School is not out yet for the summer, but some things have already started shutting down.
The media center, whose plethora of books was once accessible to students, has recently been closed, and according to several CCHS staff members, will remain out of order for the rest of the school year.
Currently, the CCHS media center is closed due to the need for testing proctors. According to Test Coordinator Melissa Megna, the current media clerk, Rosemane Rempart, is assisting with test proctoring. But, Megna posits that after the testing season is over, the media center will remain closed, as the books inside the media center must be scrutinized.
“I was speaking to Ms.Megna, who is also the teacher, that is over the media center, and she said that because of the new legislation surrounding how books need to be scrutinized now, they’re gonna have to close the media center,” ESE Support Facilitator Michele Kitman said. “She has to set up a committee, and the committee has to review every book, according to the checklist for the state, and they need to determine whether they keep it and if they have to put it in a locked room.”
Books deemed inappropriate and put in a secure environment will be more difficult for students to access; according to several sources, a student must acquire parent permission before getting their hands on one of these locked books.
These new, stricter rules surrounding book access in school can be attributed to recent legislation in the state of Florida.
In late April, Governor Ron DeSantis signed into law the Stop the Wrongs to Our Kids and Employees (WOKE) Act, which restricts what texts a school can have concerning race, as it is aimed at avoiding the teaching of Critical Race Theory (CRT). There has been an increase in rejections of textbooks by the Florida Department of Education following this law; according to their press release, 41% of books submitted to the adopted list were struck down due to inclusion of CRT or other prohibited material.
But, the Stop WOKE Act isn’t the only piece of legislation that is affecting books in schools.
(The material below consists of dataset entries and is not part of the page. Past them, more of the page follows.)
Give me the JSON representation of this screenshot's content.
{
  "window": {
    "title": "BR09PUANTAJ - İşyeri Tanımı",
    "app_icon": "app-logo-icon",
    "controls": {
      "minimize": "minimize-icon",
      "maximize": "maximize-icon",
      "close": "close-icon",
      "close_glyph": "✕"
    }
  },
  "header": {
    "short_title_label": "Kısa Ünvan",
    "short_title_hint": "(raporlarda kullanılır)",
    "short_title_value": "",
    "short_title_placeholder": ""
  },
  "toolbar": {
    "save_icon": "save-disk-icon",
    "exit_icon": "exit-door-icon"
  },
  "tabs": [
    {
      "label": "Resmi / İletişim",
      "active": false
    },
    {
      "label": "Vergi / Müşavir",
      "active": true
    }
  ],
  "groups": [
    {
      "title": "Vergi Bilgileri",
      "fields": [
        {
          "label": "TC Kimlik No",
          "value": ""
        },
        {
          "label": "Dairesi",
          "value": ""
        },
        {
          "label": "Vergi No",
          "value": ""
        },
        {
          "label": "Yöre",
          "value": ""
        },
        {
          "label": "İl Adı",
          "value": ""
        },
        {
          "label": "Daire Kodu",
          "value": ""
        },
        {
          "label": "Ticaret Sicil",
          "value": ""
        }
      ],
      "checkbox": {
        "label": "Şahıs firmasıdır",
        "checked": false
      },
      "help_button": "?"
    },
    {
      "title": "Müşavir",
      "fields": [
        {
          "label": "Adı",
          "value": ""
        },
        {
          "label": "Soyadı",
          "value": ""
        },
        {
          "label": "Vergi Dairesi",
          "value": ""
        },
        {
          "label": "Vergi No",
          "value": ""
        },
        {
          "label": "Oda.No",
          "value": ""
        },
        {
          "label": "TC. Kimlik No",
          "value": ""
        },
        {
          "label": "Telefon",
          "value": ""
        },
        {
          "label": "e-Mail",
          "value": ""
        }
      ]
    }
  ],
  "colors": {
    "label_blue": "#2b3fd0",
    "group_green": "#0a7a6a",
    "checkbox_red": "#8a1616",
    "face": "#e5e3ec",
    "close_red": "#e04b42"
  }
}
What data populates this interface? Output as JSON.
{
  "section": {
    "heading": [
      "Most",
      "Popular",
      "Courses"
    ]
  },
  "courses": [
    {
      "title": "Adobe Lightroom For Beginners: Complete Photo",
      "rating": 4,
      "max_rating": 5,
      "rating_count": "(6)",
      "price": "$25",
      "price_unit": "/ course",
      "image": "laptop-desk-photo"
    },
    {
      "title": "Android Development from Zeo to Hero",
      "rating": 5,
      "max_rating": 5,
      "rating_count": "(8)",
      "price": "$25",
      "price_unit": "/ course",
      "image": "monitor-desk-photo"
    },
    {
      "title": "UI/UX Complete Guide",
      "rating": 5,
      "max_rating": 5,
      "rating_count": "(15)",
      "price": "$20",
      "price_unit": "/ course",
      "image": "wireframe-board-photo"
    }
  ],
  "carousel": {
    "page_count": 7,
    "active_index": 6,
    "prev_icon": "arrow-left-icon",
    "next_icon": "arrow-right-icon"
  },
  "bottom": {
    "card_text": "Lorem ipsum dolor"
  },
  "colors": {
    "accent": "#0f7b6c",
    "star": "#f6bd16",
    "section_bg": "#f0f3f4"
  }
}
Recently signed into law, House Bill (HB) 1487 allows parents and community members to have more control over books taught in schools and kept in their media centers. It requires the establishment of a system where people can contest the usage of books in a school if they believe it violates standards stated in the Florida Statutes or other Florida laws.
Additionally, Senate Bill (SB) 1300 requires that school media centers publicize their procedures for selecting material for media centers and forces elementary school media centers to disclose a registry of their contents to the public.
CCHS is not the only school struggling with possible book bans. Throughout the state, schools have had books pulled from the shelves of media centers. In fact, according to research done by free-expression organization PEN America over the last year, Florida has the third highest number of incidences of school book bans in all 50 states; it is only outbanned by Texas and Pennsylvania.
The prospect of having book access denied or removed is highly controversial among CCHS staff and students.
“I think any type of censorship unless it’s something that’s brutally offensive should kind of be steered away from and let people make their own opinions about things,” Language Arts teacher Wendy Schauben said. “Pulling books because we assume they might offend someone or teach someone some kind of ethos kind of assumes that people are that shapeable and they’re not.”
Beyond the concept of censorship, many are afraid of the implications of books being pulled from media centers. Since the passage of HB 1487, there have been many instances of complaints being filed against books that address things like LGBTQ+ identities and relationships, as well as racism and the experiences of people of color. Some believe that the law could be used to squash alternative narratives and viewpoints.
“This restriction harms the fostering of a love of reading in students and hinders accessibility. I am lucky to be able to have a public library card and a ride to said library, but not everyone has the same luxury,” sophomore Giovanna Dellaria said. “An open library in schools allows access to a plethora of books and the only time out of a student’s day is a few minutes to walk down and back. In our high school, a student would only need their school ID to check out a book. By closing the school library to scour every book for content the government deems inappropriate, resources are taken away from those who may not have access to them otherwise. When these libraries are reopened, they will be wiped clean of anything that differs from the cis, straight, white norm. Children will no longer be able to see themselves represented in a story, much less access that story in the first place, and that is truly terrible.”